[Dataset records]
____
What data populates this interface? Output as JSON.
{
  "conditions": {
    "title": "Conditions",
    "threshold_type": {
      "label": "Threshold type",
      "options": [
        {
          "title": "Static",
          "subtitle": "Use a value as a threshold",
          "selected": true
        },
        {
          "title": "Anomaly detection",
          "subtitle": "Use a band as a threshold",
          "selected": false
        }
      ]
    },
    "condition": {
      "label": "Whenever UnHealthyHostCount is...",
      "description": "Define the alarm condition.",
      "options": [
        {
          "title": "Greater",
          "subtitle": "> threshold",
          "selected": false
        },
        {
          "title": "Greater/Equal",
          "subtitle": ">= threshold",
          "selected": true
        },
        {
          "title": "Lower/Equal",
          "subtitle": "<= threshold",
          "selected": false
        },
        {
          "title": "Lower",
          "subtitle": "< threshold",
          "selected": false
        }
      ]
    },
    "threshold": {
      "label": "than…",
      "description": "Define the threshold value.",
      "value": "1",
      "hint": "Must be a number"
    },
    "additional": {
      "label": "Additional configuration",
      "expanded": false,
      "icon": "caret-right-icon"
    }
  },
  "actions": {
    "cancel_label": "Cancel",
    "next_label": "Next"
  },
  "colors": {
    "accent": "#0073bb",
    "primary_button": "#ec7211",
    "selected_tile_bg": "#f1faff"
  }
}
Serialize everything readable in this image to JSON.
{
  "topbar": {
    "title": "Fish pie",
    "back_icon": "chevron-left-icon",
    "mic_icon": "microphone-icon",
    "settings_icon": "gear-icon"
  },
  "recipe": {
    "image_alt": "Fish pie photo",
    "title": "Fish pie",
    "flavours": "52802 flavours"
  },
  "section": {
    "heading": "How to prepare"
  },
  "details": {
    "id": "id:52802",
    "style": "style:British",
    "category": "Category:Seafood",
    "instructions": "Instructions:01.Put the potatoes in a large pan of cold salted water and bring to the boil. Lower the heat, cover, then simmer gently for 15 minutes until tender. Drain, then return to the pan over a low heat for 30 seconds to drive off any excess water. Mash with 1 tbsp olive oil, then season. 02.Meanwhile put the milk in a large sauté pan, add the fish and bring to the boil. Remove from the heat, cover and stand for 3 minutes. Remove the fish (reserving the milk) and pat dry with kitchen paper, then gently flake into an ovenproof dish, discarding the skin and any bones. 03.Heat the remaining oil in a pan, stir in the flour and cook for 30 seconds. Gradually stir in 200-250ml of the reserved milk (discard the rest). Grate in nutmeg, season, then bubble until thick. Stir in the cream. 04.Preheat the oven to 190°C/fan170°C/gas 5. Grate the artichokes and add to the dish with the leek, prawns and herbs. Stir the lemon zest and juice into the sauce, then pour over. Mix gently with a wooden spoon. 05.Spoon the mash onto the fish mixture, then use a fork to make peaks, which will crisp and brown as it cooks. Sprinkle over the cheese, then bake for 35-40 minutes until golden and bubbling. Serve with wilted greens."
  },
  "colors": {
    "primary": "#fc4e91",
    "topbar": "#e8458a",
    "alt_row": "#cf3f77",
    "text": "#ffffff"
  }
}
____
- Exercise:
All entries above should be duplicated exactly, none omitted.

- Result of this task:
What data populates this interface? Output as JSON.
{
  "conditions": {
    "title": "Conditions",
    "threshold_type": {
      "label": "Threshold type",
      "options": [
        {
          "title": "Static",
          "subtitle": "Use a value as a threshold",
          "selected": true
        },
        {
          "title": "Anomaly detection",
          "subtitle": "Use a band as a threshold",
          "selected": false
        }
      ]
    },
    "condition": {
      "label": "Whenever UnHealthyHostCount is...",
      "description": "Define the alarm condition.",
      "options": [
        {
          "title": "Greater",
          "subtitle": "> threshold",
          "selected": false
        },
        {
          "title": "Greater/Equal",
          "subtitle": ">= threshold",
          "selected": true
        },
        {
          "title": "Lower/Equal",
          "subtitle": "<= threshold",
          "selected": false
        },
        {
          "title": "Lower",
          "subtitle": "< threshold",
          "selected": false
        }
      ]
    },
    "threshold": {
      "label": "than…",
      "description": "Define the threshold value.",
      "value": "1",
      "hint": "Must be a number"
    },
    "additional": {
      "label": "Additional configuration",
      "expanded": false,
      "icon": "caret-right-icon"
    }
  },
  "actions": {
    "cancel_label": "Cancel",
    "next_label": "Next"
  },
  "colors": {
    "accent": "#0073bb",
    "primary_button": "#ec7211",
    "selected_tile_bg": "#f1faff"
  }
}
Serialize everything readable in this image to JSON.
{
  "topbar": {
    "title": "Fish pie",
    "back_icon": "chevron-left-icon",
    "mic_icon": "microphone-icon",
    "settings_icon": "gear-icon"
  },
  "recipe": {
    "image_alt": "Fish pie photo",
    "title": "Fish pie",
    "flavours": "52802 flavours"
  },
  "section": {
    "heading": "How to prepare"
  },
  "details": {
    "id": "id:52802",
    "style": "style:British",
    "category": "Category:Seafood",
    "instructions": "Instructions:01.Put the potatoes in a large pan of cold salted water and bring to the boil. Lower the heat, cover, then simmer gently for 15 minutes until tender. Drain, then return to the pan over a low heat for 30 seconds to drive off any excess water. Mash with 1 tbsp olive oil, then season. 02.Meanwhile put the milk in a large sauté pan, add the fish and bring to the boil. Remove from the heat, cover and stand for 3 minutes. Remove the fish (reserving the milk) and pat dry with kitchen paper, then gently flake into an ovenproof dish, discarding the skin and any bones. 03.Heat the remaining oil in a pan, stir in the flour and cook for 30 seconds. Gradually stir in 200-250ml of the reserved milk (discard the rest). Grate in nutmeg, season, then bubble until thick. Stir in the cream. 04.Preheat the oven to 190°C/fan170°C/gas 5. Grate the artichokes and add to the dish with the leek, prawns and herbs. Stir the lemon zest and juice into the sauce, then pour over. Mix gently with a wooden spoon. 05.Spoon the mash onto the fish mixture, then use a fork to make peaks, which will crisp and brown as it cooks. Sprinkle over the cheese, then bake for 35-40 minutes until golden and bubbling. Serve with wilted greens."
  },
  "colors": {
    "primary": "#fc4e91",
    "topbar": "#e8458a",
    "alt_row": "#cf3f77",
    "text": "#ffffff"
  }
}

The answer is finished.